- PROBLEM STATEMENT
From the first line to the last, output the material exactly.

- DATASET ENTRIES
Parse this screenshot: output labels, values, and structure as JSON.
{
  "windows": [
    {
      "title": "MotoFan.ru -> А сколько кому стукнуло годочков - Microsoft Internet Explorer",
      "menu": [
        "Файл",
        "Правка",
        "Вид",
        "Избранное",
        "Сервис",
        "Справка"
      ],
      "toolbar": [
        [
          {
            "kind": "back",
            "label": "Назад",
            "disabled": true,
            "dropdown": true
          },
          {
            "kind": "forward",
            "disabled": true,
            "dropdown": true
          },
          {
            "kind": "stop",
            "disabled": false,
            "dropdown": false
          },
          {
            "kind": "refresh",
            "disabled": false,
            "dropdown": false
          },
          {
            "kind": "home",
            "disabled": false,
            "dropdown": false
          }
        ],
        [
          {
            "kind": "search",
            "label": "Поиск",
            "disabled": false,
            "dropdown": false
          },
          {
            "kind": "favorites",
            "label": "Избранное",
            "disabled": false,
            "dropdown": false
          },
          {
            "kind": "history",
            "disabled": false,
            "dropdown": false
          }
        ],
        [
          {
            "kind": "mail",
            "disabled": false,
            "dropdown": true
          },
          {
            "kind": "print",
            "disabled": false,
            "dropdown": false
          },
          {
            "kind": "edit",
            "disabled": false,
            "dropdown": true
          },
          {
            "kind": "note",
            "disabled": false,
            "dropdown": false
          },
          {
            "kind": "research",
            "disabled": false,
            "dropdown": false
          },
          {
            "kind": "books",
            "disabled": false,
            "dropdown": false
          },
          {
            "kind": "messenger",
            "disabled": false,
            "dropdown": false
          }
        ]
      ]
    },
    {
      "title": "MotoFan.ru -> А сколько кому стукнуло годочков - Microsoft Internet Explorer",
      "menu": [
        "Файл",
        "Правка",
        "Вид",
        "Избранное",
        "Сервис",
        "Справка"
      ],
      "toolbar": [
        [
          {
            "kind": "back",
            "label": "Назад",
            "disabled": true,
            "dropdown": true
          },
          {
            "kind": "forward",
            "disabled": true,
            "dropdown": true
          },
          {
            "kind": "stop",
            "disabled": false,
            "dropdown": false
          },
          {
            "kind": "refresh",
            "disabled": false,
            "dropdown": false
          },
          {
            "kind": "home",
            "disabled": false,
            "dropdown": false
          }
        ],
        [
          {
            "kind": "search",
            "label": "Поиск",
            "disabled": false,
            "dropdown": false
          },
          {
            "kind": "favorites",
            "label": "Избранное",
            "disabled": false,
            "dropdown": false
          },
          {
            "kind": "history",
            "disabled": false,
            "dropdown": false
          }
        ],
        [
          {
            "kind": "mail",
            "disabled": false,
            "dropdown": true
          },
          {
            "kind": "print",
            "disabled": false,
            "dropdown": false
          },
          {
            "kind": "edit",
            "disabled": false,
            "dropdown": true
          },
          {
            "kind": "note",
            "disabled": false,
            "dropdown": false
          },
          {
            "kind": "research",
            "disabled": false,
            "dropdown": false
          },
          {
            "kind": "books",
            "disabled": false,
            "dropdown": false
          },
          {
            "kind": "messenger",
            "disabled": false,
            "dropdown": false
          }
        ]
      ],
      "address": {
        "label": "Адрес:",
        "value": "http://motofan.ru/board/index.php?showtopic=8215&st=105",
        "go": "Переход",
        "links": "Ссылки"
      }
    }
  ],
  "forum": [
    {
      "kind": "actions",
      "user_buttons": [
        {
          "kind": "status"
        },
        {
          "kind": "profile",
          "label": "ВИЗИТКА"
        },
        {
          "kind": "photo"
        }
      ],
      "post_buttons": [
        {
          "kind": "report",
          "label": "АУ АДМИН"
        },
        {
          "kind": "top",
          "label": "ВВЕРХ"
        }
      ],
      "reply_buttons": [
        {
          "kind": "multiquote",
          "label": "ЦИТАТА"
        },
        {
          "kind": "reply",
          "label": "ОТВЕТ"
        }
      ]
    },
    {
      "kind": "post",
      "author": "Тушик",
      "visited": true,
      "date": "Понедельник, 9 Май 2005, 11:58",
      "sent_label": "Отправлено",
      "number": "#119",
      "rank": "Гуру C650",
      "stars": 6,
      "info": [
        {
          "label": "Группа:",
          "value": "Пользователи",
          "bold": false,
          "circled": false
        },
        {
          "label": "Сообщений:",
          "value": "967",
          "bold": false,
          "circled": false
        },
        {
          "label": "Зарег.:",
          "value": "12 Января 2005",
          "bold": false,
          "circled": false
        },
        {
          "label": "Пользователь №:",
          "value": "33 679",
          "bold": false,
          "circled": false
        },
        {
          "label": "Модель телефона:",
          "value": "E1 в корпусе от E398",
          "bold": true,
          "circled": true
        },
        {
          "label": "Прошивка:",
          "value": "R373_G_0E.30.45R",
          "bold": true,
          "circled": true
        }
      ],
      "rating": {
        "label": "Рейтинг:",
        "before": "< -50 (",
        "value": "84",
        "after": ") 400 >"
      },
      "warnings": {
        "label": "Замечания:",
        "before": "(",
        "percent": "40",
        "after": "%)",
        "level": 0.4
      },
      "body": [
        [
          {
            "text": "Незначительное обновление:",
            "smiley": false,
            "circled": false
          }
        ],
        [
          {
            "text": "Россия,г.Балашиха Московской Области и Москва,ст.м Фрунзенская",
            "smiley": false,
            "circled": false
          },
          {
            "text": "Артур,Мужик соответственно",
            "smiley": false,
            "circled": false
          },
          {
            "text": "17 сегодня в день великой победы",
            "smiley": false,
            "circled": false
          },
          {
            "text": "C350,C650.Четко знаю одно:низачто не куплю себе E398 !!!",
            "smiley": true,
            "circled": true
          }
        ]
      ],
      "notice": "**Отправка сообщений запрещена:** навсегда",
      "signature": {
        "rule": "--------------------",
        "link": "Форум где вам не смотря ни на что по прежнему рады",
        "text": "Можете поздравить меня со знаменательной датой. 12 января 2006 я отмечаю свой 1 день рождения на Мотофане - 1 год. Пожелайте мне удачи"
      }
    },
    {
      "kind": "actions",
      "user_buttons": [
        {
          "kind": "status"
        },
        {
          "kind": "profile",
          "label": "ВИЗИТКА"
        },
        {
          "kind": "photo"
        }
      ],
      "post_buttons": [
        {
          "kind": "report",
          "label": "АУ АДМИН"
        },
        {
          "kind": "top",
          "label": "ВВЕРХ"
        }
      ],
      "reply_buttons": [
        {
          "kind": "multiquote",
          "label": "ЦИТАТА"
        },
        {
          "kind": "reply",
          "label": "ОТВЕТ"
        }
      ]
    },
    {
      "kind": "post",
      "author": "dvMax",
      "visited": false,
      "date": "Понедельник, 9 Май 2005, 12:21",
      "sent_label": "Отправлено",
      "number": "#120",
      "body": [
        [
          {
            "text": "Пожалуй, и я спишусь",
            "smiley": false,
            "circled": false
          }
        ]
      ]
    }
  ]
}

- RESULT
Parse this screenshot: output labels, values, and structure as JSON.
{
  "windows": [
    {
      "title": "MotoFan.ru -> А сколько кому стукнуло годочков - Microsoft Internet Explorer",
      "menu": [
        "Файл",
        "Правка",
        "Вид",
        "Избранное",
        "Сервис",
        "Справка"
      ],
      "toolbar": [
        [
          {
            "kind": "back",
            "label": "Назад",
            "disabled": true,
            "dropdown": true
          },
          {
            "kind": "forward",
            "disabled": true,
            "dropdown": true
          },
          {
            "kind": "stop",
            "disabled": false,
            "dropdown": false
          },
          {
            "kind": "refresh",
            "disabled": false,
            "dropdown": false
          },
          {
            "kind": "home",
            "disabled": false,
            "dropdown": false
          }
        ],
        [
          {
            "kind": "search",
            "label": "Поиск",
            "disabled": false,
            "dropdown": false
          },
          {
            "kind": "favorites",
            "label": "Избранное",
            "disabled": false,
            "dropdown": false
          },
          {
            "kind": "history",
            "disabled": false,
            "dropdown": false
          }
        ],
        [
          {
            "kind": "mail",
            "disabled": false,
            "dropdown": true
          },
          {
            "kind": "print",
            "disabled": false,
            "dropdown": false
          },
          {
            "kind": "edit",
            "disabled": false,
            "dropdown": true
          },
          {
            "kind": "note",
            "disabled": false,
            "dropdown": false
          },
          {
            "kind": "research",
            "disabled": false,
            "dropdown": false
          },
          {
            "kind": "books",
            "disabled": false,
            "dropdown": false
          },
          {
            "kind": "messenger",
            "disabled": false,
            "dropdown": false
          }
        ]
      ]
    },
    {
      "title": "MotoFan.ru -> А сколько кому стукнуло годочков - Microsoft Internet Explorer",
      "menu": [
        "Файл",
        "Правка",
        "Вид",
        "Избранное",
        "Сервис",
        "Справка"
      ],
      "toolbar": [
        [
          {
            "kind": "back",
            "label": "Назад",
            "disabled": true,
            "dropdown": true
          },
          {
            "kind": "forward",
            "disabled": true,
            "dropdown": true
          },
          {
            "kind": "stop",
            "disabled": false,
            "dropdown": false
          },
          {
            "kind": "refresh",
            "disabled": false,
            "dropdown": false
          },
          {
            "kind": "home",
            "disabled": false,
            "dropdown": false
          }
        ],
        [
          {
            "kind": "search",
            "label": "Поиск",
            "disabled": false,
            "dropdown": false
          },
          {
            "kind": "favorites",
            "label": "Избранное",
            "disabled": false,
            "dropdown": false
          },
          {
            "kind": "history",
            "disabled": false,
            "dropdown": false
          }
        ],
        [
          {
            "kind": "mail",
            "disabled": false,
            "dropdown": true
          },
          {
            "kind": "print",
            "disabled": false,
            "dropdown": false
          },
          {
            "kind": "edit",
            "disabled": false,
            "dropdown": true
          },
          {
            "kind": "note",
            "disabled": false,
            "dropdown": false
          },
          {
            "kind": "research",
            "disabled": false,
            "dropdown": false
          },
          {
            "kind": "books",
            "disabled": false,
            "dropdown": false
          },
          {
            "kind": "messenger",
            "disabled": false,
            "dropdown": false
          }
        ]
      ],
      "address": {
        "label": "Адрес:",
        "value": "http://motofan.ru/board/index.php?showtopic=8215&st=105",
        "go": "Переход",
        "links": "Ссылки"
      }
    }
  ],
  "forum": [
    {
      "kind": "actions",
      "user_buttons": [
        {
          "kind": "status"
        },
        {
          "kind": "profile",
          "label": "ВИЗИТКА"
        },
        {
          "kind": "photo"
        }
      ],
      "post_buttons": [
        {
          "kind": "report",
          "label": "АУ АДМИН"
        },
        {
          "kind": "top",
          "label": "ВВЕРХ"
        }
      ],
      "reply_buttons": [
        {
          "kind": "multiquote",
          "label": "ЦИТАТА"
        },
        {
          "kind": "reply",
          "label": "ОТВЕТ"
        }
      ]
    },
    {
      "kind": "post",
      "author": "Тушик",
      "visited": true,
      "date": "Понедельник, 9 Май 2005, 11:58",
      "sent_label": "Отправлено",
      "number": "#119",
      "rank": "Гуру C650",
      "stars": 6,
      "info": [
        {
          "label": "Группа:",
          "value": "Пользователи",
          "bold": false,
          "circled": false
        },
        {
          "label": "Сообщений:",
          "value": "967",
          "bold": false,
          "circled": false
        },
        {
          "label": "Зарег.:",
          "value": "12 Января 2005",
          "bold": false,
          "circled": false
        },
        {
          "label": "Пользователь №:",
          "value": "33 679",
          "bold": false,
          "circled": false
        },
        {
          "label": "Модель телефона:",
          "value": "E1 в корпусе от E398",
          "bold": true,
          "circled": true
        },
        {
          "label": "Прошивка:",
          "value": "R373_G_0E.30.45R",
          "bold": true,
          "circled": true
        }
      ],
      "rating": {
        "label": "Рейтинг:",
        "before": "< -50 (",
        "value": "84",
        "after": ") 400 >"
      },
      "warnings": {
        "label": "Замечания:",
        "before": "(",
        "percent": "40",
        "after": "%)",
        "level": 0.4
      },
      "body": [
        [
          {
            "text": "Незначительное обновление:",
            "smiley": false,
            "circled": false
          }
        ],
        [
          {
            "text": "Россия,г.Балашиха Московской Области и Москва,ст.м Фрунзенская",
            "smiley": false,
            "circled": false
          },
          {
            "text": "Артур,Мужик соответственно",
            "smiley": false,
            "circled": false
          },
          {
            "text": "17 сегодня в день великой победы",
            "smiley": false,
            "circled": false
          },
          {
            "text": "C350,C650.Четко знаю одно:низачто не куплю себе E398 !!!",
            "smiley": true,
            "circled": true
          }
        ]
      ],
      "notice": "**Отправка сообщений запрещена:** навсегда",
      "signature": {
        "rule": "--------------------",
        "link": "Форум где вам не смотря ни на что по прежнему рады",
        "text": "Можете поздравить меня со знаменательной датой. 12 января 2006 я отмечаю свой 1 день рождения на Мотофане - 1 год. Пожелайте мне удачи"
      }
    },
    {
      "kind": "actions",
      "user_buttons": [
        {
          "kind": "status"
        },
        {
          "kind": "profile",
          "label": "ВИЗИТКА"
        },
        {
          "kind": "photo"
        }
      ],
      "post_buttons": [
        {
          "kind": "report",
          "label": "АУ АДМИН"
        },
        {
          "kind": "top",
          "label": "ВВЕРХ"
        }
      ],
      "reply_buttons": [
        {
          "kind": "multiquote",
          "label": "ЦИТАТА"
        },
        {
          "kind": "reply",
          "label": "ОТВЕТ"
        }
      ]
    },
    {
      "kind": "post",
      "author": "dvMax",
      "visited": false,
      "date": "Понедельник, 9 Май 2005, 12:21",
      "sent_label": "Отправлено",
      "number": "#120",
      "body": [
        [
          {
            "text": "Пожалуй, и я спишусь",
            "smiley": false,
            "circled": false
          }
        ]
      ]
    }
  ]
}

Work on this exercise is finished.